(Page and application data records)
....

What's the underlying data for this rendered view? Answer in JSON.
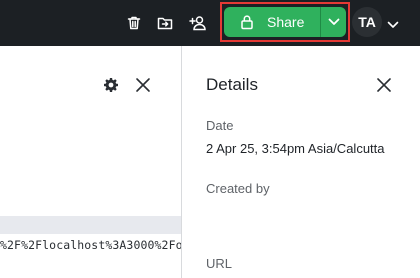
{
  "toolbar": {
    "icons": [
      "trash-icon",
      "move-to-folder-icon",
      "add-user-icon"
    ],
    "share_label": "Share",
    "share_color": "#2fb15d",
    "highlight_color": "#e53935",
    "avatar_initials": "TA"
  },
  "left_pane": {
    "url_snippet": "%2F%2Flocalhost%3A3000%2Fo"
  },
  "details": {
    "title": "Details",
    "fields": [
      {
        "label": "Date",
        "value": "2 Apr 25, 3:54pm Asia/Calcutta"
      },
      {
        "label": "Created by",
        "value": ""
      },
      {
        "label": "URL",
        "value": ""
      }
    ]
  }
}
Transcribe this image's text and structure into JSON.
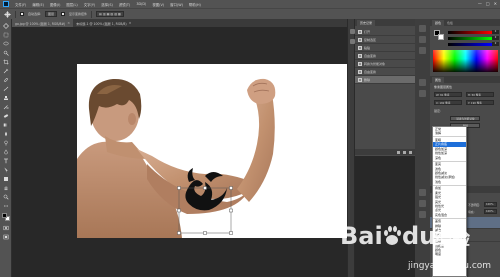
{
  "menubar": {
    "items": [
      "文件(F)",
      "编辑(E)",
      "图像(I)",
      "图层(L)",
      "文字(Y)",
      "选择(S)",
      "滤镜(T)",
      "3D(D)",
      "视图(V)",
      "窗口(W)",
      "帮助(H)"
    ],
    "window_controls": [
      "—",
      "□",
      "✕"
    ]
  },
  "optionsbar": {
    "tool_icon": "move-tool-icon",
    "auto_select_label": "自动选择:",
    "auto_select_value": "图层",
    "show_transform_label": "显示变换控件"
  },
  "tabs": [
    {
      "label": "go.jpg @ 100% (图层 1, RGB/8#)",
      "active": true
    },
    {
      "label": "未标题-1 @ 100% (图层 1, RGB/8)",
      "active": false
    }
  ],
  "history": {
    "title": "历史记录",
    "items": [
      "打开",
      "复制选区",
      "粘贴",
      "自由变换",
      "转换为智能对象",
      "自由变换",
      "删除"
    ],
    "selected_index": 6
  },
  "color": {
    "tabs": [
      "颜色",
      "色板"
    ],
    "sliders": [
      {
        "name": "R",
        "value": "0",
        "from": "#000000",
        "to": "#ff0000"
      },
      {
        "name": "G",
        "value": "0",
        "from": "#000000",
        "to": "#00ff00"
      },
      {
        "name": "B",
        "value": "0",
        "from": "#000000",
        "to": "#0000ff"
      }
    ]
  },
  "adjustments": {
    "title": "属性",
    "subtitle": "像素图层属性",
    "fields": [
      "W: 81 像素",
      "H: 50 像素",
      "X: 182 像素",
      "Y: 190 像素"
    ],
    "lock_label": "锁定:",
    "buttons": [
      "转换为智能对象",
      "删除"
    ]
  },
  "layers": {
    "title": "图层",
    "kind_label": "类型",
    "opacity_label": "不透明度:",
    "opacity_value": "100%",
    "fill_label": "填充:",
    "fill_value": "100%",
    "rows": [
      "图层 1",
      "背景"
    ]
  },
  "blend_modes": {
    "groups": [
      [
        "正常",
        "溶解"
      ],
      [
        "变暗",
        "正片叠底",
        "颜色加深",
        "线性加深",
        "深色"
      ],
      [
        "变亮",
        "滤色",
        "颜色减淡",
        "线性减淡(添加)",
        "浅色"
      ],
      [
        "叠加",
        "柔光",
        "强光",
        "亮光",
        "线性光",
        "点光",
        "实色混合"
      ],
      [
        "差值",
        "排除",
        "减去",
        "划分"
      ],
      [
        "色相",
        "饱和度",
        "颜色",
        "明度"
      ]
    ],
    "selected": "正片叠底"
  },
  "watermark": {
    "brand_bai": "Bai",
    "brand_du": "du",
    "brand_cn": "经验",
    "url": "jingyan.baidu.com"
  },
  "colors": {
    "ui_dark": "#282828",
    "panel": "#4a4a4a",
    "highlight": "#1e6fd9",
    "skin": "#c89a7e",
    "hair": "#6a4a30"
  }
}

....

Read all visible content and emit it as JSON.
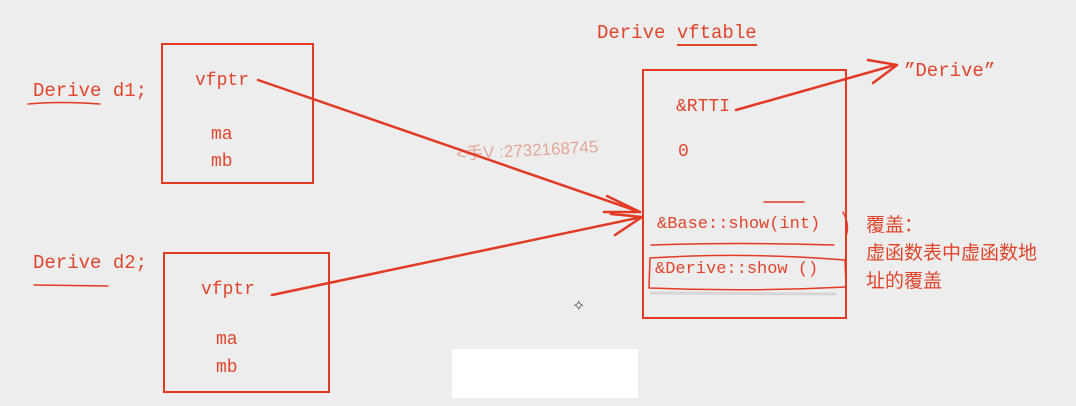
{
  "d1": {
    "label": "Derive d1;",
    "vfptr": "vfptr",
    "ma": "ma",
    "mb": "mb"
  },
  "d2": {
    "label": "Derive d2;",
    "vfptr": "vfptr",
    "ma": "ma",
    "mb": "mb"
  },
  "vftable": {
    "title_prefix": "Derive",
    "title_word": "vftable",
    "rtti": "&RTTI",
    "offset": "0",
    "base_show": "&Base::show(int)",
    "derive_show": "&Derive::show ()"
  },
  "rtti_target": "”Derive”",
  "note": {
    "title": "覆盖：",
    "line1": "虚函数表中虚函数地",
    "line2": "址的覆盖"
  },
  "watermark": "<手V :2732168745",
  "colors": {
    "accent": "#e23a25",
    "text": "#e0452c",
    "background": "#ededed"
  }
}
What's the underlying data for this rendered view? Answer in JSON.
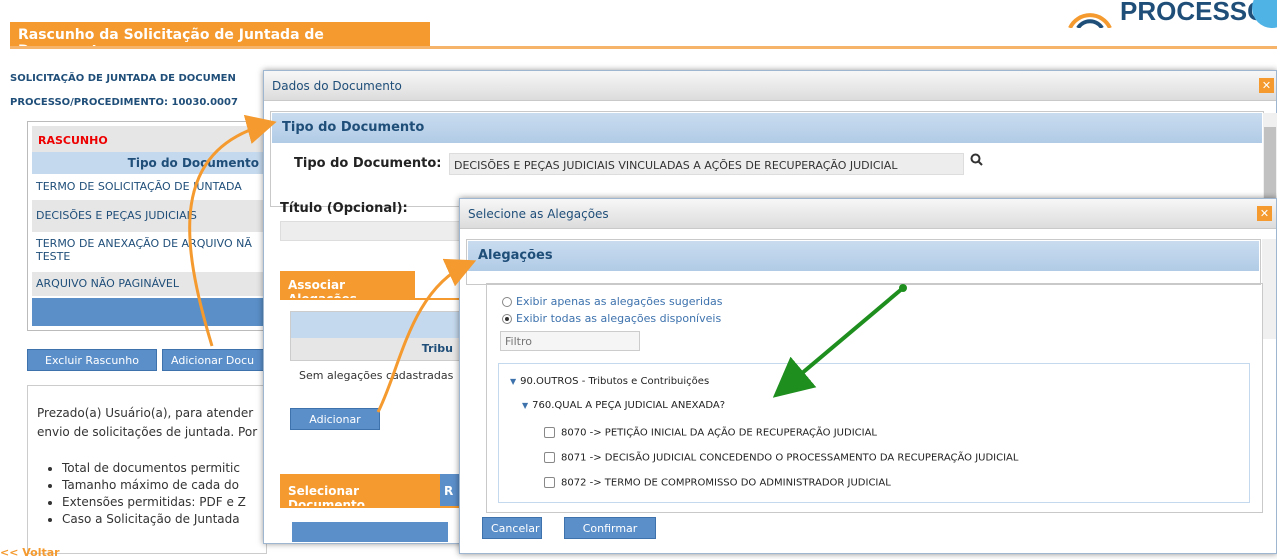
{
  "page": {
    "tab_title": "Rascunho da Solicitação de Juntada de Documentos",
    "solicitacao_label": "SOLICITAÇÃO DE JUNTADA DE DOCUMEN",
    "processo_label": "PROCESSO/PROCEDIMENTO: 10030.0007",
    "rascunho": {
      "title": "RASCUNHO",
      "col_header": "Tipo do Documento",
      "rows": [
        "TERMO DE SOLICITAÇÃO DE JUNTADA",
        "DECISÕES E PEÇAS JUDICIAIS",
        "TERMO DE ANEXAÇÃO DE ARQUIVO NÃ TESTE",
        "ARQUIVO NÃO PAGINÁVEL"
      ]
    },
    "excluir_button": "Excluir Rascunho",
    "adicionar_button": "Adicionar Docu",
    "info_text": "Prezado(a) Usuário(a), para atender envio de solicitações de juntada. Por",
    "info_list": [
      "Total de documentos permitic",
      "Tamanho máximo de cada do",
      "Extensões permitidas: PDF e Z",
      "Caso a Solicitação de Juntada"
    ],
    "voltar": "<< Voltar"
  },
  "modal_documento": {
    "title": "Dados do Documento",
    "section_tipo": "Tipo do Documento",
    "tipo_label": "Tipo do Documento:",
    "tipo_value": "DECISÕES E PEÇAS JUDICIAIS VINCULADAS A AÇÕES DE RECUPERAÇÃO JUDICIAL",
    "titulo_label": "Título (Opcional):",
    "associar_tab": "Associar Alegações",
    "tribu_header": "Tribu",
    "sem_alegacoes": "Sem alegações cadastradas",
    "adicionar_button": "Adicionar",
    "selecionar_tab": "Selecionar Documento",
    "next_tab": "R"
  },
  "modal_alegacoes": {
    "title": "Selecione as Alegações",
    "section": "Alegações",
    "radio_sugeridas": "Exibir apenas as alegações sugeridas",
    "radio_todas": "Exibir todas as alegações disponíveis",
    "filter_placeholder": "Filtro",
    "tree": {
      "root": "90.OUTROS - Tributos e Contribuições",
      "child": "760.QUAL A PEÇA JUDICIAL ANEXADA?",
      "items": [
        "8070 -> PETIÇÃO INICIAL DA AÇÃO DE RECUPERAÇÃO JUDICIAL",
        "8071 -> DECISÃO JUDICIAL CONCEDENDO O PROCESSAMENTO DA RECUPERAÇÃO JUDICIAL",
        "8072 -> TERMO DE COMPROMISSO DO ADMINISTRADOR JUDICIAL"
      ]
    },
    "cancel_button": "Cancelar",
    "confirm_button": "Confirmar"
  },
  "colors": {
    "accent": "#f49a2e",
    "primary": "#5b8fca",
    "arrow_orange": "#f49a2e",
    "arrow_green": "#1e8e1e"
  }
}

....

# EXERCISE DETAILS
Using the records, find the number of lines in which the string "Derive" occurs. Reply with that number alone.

# RESULT OF THIS TASK
5